The CLC is a key component of the ATC’s Broader Relevancy initiative within the organization’s Five Year Strategic Plan. By creating a culture of diversity and inclusion among staff, volunteers and A.T. visitors, the ATC aspires to engage the full spectrum of society in fulfilling our mission of preserving and managing the A.T. For more information about the ATC’s Five Year Strategic Plan and its Broader Relevancy initiative, visit appalachiantrail.org/strategicplan
About the Appalachian Trail Conservancy
The ATC was founded in 1925 by volunteers and federal officials working to build a continuous footpath along the Appalachian Mountains. A unit of the National Park System, the A.T. ranges from Maine to Georgia and is approximately 2,190 miles in length. It is the longest hiking-only footpath in the world. The mission of the ATC is to preserve and manage the Appalachian Trail – ensuring that its vast natural beauty and priceless cultural heritage can be shared and enjoyed today, tomorrow, and for centuries to come. For more information, please visit www.appalachiantrail.org.

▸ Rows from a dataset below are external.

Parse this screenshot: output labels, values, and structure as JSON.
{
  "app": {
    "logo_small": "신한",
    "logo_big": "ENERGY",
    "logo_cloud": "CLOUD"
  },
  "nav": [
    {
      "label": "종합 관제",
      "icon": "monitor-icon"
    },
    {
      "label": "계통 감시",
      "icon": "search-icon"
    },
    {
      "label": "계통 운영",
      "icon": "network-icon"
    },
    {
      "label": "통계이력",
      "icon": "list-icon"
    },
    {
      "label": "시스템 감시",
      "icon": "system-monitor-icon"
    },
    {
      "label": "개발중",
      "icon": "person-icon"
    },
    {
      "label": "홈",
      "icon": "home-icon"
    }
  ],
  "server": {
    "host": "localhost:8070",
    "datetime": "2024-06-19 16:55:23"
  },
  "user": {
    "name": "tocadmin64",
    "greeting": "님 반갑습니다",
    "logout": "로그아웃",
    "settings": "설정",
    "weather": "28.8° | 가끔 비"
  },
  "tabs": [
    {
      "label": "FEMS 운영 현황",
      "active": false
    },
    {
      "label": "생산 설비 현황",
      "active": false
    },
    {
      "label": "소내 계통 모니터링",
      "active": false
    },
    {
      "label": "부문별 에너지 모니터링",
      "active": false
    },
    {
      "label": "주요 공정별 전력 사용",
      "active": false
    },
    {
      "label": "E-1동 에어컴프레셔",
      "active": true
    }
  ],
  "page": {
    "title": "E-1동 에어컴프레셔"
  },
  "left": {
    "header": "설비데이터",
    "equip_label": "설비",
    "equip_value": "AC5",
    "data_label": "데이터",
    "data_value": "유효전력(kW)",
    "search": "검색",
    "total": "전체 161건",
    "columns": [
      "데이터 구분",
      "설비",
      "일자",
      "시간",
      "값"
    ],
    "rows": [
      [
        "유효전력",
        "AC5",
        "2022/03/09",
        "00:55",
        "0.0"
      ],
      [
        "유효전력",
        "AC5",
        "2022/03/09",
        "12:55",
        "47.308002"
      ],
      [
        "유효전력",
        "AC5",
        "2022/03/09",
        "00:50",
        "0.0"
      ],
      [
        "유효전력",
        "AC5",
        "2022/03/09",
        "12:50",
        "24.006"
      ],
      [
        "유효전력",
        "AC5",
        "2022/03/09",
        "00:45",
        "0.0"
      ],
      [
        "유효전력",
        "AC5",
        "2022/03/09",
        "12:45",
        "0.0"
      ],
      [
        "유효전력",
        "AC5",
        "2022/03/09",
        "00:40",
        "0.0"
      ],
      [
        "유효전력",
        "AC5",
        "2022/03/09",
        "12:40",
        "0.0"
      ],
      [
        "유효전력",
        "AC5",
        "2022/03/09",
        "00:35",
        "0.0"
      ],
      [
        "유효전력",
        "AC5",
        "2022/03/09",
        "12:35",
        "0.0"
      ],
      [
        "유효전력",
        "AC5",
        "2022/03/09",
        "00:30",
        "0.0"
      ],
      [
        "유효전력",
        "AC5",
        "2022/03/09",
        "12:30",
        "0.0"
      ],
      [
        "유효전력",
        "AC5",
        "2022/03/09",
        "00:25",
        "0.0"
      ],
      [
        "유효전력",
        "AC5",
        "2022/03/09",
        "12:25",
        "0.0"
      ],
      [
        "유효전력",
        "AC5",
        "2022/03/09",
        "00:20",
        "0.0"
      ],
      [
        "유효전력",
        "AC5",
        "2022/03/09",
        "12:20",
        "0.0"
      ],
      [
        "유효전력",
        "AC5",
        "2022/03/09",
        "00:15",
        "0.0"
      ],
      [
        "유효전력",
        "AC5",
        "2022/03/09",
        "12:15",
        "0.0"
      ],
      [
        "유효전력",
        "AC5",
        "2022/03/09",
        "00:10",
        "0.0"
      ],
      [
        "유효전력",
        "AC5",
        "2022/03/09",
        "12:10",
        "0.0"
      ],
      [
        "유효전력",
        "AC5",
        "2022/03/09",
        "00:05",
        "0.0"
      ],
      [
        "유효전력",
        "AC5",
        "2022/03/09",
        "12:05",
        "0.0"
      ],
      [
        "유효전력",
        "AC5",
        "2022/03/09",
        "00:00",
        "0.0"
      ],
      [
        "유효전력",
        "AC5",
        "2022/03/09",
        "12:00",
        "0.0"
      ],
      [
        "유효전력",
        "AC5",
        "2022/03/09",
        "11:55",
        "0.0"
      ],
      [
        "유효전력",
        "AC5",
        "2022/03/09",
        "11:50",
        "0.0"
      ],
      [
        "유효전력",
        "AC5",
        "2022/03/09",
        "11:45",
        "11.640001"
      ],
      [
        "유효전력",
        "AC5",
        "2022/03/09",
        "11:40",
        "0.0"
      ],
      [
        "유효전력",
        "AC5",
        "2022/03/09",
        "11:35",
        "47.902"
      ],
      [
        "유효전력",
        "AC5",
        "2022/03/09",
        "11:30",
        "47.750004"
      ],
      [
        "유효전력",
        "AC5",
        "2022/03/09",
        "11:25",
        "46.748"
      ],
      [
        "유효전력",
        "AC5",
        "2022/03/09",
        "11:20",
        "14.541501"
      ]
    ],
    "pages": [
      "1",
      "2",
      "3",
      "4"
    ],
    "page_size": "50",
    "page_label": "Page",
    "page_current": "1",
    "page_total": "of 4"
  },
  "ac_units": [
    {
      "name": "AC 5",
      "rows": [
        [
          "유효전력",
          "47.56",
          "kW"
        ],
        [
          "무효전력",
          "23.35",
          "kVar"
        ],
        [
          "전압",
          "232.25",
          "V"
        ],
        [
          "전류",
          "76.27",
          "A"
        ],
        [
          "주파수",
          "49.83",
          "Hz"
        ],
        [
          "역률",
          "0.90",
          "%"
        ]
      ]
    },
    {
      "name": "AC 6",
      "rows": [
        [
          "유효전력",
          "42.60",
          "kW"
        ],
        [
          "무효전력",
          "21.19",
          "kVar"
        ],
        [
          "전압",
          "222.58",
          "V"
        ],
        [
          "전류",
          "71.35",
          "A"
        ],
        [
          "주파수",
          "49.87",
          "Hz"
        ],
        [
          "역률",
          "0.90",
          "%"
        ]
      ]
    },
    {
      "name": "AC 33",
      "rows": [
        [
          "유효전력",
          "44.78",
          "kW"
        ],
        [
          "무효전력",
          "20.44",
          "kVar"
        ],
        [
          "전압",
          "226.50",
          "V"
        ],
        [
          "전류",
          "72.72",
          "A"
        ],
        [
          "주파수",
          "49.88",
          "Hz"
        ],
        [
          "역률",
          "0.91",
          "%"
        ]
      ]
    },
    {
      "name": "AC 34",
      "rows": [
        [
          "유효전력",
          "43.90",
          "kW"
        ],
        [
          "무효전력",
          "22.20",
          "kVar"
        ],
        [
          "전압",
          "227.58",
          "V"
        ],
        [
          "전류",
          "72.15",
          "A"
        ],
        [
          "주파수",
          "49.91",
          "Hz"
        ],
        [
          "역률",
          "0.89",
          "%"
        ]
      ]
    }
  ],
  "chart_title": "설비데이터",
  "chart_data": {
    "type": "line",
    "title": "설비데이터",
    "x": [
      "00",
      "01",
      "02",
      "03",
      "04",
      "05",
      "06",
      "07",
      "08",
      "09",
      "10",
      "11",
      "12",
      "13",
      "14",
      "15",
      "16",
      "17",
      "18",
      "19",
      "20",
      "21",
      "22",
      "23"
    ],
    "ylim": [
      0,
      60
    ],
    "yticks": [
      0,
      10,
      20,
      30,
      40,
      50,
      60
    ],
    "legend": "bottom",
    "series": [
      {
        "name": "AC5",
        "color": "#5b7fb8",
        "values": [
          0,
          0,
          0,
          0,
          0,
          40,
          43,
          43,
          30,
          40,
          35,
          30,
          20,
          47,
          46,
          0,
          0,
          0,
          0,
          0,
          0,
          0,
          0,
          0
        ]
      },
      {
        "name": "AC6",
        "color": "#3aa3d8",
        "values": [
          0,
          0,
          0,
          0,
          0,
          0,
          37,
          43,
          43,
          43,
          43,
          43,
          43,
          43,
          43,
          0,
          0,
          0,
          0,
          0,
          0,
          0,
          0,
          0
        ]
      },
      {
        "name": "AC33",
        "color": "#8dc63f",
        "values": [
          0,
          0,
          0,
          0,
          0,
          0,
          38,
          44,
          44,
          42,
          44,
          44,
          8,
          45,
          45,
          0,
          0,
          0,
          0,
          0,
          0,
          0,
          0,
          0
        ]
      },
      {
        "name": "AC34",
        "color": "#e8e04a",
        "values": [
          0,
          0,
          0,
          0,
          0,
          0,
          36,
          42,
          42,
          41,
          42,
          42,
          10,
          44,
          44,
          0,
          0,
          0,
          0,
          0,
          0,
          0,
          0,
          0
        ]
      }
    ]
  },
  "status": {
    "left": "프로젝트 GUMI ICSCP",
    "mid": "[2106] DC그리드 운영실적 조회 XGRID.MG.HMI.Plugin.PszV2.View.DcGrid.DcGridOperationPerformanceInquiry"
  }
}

Contact: Javier Folgar
Appalachian Trail Conservancy
Email: [email protected]
About Groundwork USA
The mission of the Groundwork USA network is to bring about the sustained regeneration, improvement, and management of the physical environment by developing community-based partnerships that empower people, businesses, and organizations to promote environmental, economic, and social well-being. Groundwork USA is the only network of local organizations devoted to transforming the natural and built environment of marginalized communities — a national enterprise with local roots, working at the intersection of the environment, equity and civic engagement.
Contact: Liz Carver
Communications and Network Development Manager
Tel: 978.974.0770 x7021
Email: [email protected]
About the CAN’d Aid Foundation.
We dig bikes, beer, music, food and family and we’re rallying around what we love to raise money for things that matter. What started as a response to the 2013 floods in Colorado has evolved into an irreverent nonprofit that has raised $1.6 million to support its “do-goodery” efforts:
- Towns: Building strong communities
- Treads + Trails: Get outside and get after it!
- Tunes: For your eyeholes and earholes
- Love Yur Mama: Save the blue marble
For more information, contact [email protected] or call 970.272.5156.
Special thanks to our 2016 CLC program sponsors!